**ABOUT THIS EXERCISE**: Find every line in the data that contains the word "placeholder". Return each of those lines.

**Collected data**:
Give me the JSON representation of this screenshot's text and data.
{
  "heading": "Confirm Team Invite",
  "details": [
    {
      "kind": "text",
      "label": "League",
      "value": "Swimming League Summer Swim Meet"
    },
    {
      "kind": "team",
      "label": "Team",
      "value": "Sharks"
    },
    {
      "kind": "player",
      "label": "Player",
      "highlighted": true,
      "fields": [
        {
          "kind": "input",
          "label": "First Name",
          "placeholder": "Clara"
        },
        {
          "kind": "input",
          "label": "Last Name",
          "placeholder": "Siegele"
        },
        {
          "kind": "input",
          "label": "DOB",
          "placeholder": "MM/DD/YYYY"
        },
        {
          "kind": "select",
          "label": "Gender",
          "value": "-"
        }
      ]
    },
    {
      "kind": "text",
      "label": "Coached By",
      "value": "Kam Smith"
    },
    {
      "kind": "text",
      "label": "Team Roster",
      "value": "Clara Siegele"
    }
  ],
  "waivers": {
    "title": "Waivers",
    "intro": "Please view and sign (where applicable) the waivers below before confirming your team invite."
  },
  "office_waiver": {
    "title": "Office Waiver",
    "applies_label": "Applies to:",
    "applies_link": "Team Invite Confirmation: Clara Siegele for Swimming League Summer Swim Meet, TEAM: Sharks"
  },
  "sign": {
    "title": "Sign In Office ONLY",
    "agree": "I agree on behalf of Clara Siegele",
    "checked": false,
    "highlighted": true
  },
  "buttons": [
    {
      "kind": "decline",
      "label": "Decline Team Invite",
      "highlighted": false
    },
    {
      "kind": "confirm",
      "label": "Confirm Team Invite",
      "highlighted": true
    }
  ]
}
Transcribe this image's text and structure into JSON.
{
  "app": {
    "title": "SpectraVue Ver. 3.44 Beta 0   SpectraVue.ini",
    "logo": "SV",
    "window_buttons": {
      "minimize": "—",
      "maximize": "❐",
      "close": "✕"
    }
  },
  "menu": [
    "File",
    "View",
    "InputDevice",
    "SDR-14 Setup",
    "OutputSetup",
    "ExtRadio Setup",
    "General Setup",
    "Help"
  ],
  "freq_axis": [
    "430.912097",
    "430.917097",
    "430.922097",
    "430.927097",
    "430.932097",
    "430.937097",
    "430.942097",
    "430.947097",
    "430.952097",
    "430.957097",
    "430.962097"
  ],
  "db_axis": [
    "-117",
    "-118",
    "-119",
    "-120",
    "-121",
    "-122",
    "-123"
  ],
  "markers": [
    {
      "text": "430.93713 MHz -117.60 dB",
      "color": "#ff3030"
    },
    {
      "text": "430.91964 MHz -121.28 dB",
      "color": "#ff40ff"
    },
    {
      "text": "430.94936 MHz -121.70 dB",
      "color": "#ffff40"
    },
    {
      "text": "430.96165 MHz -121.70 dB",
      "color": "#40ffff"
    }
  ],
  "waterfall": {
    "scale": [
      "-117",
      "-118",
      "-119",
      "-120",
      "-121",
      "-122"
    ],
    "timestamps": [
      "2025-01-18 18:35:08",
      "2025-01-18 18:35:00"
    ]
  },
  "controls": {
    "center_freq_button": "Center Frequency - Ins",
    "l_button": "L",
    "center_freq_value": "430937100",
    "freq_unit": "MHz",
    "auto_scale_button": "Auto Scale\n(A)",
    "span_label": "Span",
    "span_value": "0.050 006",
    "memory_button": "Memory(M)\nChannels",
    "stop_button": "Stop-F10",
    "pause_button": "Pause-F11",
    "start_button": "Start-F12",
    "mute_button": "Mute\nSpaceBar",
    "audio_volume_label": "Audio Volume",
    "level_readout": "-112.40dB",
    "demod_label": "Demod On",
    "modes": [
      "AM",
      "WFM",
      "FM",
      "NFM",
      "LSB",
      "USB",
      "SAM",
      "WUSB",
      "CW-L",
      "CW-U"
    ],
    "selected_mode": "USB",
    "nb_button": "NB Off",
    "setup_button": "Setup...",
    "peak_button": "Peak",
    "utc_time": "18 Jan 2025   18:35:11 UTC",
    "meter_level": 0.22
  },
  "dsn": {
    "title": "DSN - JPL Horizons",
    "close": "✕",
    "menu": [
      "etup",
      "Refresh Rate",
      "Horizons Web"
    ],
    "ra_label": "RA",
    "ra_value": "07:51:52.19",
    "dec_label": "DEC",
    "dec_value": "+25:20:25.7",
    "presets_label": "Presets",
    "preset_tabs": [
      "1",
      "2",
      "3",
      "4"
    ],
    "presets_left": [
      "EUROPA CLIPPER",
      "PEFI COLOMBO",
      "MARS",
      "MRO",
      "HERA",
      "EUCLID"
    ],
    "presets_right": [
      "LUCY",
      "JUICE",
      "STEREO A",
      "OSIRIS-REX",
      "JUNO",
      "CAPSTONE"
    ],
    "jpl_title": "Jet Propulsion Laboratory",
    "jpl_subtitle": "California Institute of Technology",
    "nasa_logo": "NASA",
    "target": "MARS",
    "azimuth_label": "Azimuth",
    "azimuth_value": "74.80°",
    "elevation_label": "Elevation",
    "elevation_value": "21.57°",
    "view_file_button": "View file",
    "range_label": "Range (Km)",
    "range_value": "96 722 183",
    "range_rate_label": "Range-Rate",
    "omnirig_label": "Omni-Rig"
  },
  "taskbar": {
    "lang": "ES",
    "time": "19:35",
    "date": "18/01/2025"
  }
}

**ANSWER TO THIS PROBLEM**:
          "placeholder": "Clara"
          "placeholder": "Siegele"
          "placeholder": "MM/DD/YYYY"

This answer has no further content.